The Eagle wasn’t exactly an easy car to outdo, especially as a two door with a landau vinyl roof. But Griffith Industries, which also built the similar Toyota Celica Sunchaser, had a solution. The price wasn’t exactly cheap ($3,750)–or about a 50% increase over the donor car–which may help explain why only some 500 were sold. But if you wanted sun and views to go with your luxurious off-roading–back when that concept was pretty much unheard of–the Eagle Sundancer was hard to top.
The Sundancer was also available on the Concord. ≠
Both were offered during the 1981 and 1982 model years. Now who’s going to find one on the streets?
I think that one of these was mentioned here awhile back, but before that, I do not believe I had ever heard of one of these. Wow.
That said, I always thought that this body sort of lent itself to a convertible, but this version with the rollbar doesn’t really do it for me. Why not a removable roof on the wagon version? Someone has probably done this with a Sawzall by now.
The 80s, wait a great time for silly convertibles.
Don’t forget about the ultra-rare convertible Mercury Lynx Turbo, only offered in Canada in MY1982.
Yeah, the 80’s were a silly time for convertibles…
Only the gifted could drive this with a straight face.
Never heard of them. Whats with the nose high stance is that all the strengthening weight cominig into play

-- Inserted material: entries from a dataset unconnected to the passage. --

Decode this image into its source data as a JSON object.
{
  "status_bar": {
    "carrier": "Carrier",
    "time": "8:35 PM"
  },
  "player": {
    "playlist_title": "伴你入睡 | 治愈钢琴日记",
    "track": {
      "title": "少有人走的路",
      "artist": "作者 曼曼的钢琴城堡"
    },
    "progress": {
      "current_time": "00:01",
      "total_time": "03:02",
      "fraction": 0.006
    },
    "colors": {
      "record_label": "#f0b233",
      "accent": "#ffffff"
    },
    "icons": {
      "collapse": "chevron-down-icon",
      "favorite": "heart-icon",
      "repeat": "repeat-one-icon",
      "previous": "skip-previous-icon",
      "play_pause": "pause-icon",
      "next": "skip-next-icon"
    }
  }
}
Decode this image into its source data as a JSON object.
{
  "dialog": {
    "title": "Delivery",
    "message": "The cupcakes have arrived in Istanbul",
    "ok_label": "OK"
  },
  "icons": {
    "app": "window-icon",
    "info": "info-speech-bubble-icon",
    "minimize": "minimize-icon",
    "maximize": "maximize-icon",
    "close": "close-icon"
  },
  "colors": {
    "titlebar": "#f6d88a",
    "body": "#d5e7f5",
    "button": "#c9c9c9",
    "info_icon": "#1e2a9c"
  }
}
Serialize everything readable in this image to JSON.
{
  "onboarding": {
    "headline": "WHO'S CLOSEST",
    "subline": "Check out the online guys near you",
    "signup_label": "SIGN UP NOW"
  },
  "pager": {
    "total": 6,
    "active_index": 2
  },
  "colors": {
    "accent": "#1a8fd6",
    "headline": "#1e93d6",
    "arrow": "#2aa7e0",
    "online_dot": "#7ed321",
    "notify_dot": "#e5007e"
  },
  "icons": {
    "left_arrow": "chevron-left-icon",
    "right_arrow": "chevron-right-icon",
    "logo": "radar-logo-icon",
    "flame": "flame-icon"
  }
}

Could be, on those side shots it certainly looks like there’s an extra 2-3″ of steel framing underneath compared to the standard sedan. To need all that plus the targa bar probably doesn’t say much about the original car’s structural integrity.
Well, not necessarily. With unitized bodies, it really depends very much on the way the body is stressed. Cars like the early unitized Jaguars or the Tipo 105 Alfa Romeos carried a lot of their structural loads in the floor and sills, which meant that they could be converted to hardtops or open cars without falling completely to pieces. (Alfa did that on purpose because they wanted to be able to supply a base unit to third-party coachbuilders for special bodies.)
On the other hand, if you distribute the load throughout the whole structure — which is better for weight and packaging — that puts enough of the load into the pillars and roof that cutting off the roof or even cutting a big hole in it really plays hell with your torsional strength. That doesn’t mean the basic car is weak, just that it was not designed to be a convertible and the body wasn’t engineered for that.
I like the ad:
“a genuine alternative to conventional cars”
Yes, that is one way to look at it I guess. And Susan Boyle is a genuine alternative to Beyonce.
I’m generally an Eagle fan, but that is awful.
ahead of their time? Murano convertible.
Look at that freakin’ beam hanging below the rockers on that Concord! No wonder the ass is sagging!
The bottom (black and white) photo is interesting in that it clearly shows the much closer fitting bumpers that were able to be used on the Eagle (vs. the Concord) due to it being classified as a light truck.
I can remember when I first saw pix of the Griffin Concord convertibles, I thought it was a crass attempt at trying to keep the car relevant, as they were rather ancient cars by that time. 30 years later, I think I’d go for one of the Griffin Concords. Just for the weirdness factor, all by itself.
Now, the Griffin Eagle, that really was a WTF? moment…
That is the biggest, ugliest rollbar I’ve ever seen. It makes the Jaguar XJ-SC targa/kinda convertible look positively chic and well-integrated.
Was it made by the Red Green Convertible Corporation? No, of course not; no duct tape. Well, no visible duct tape…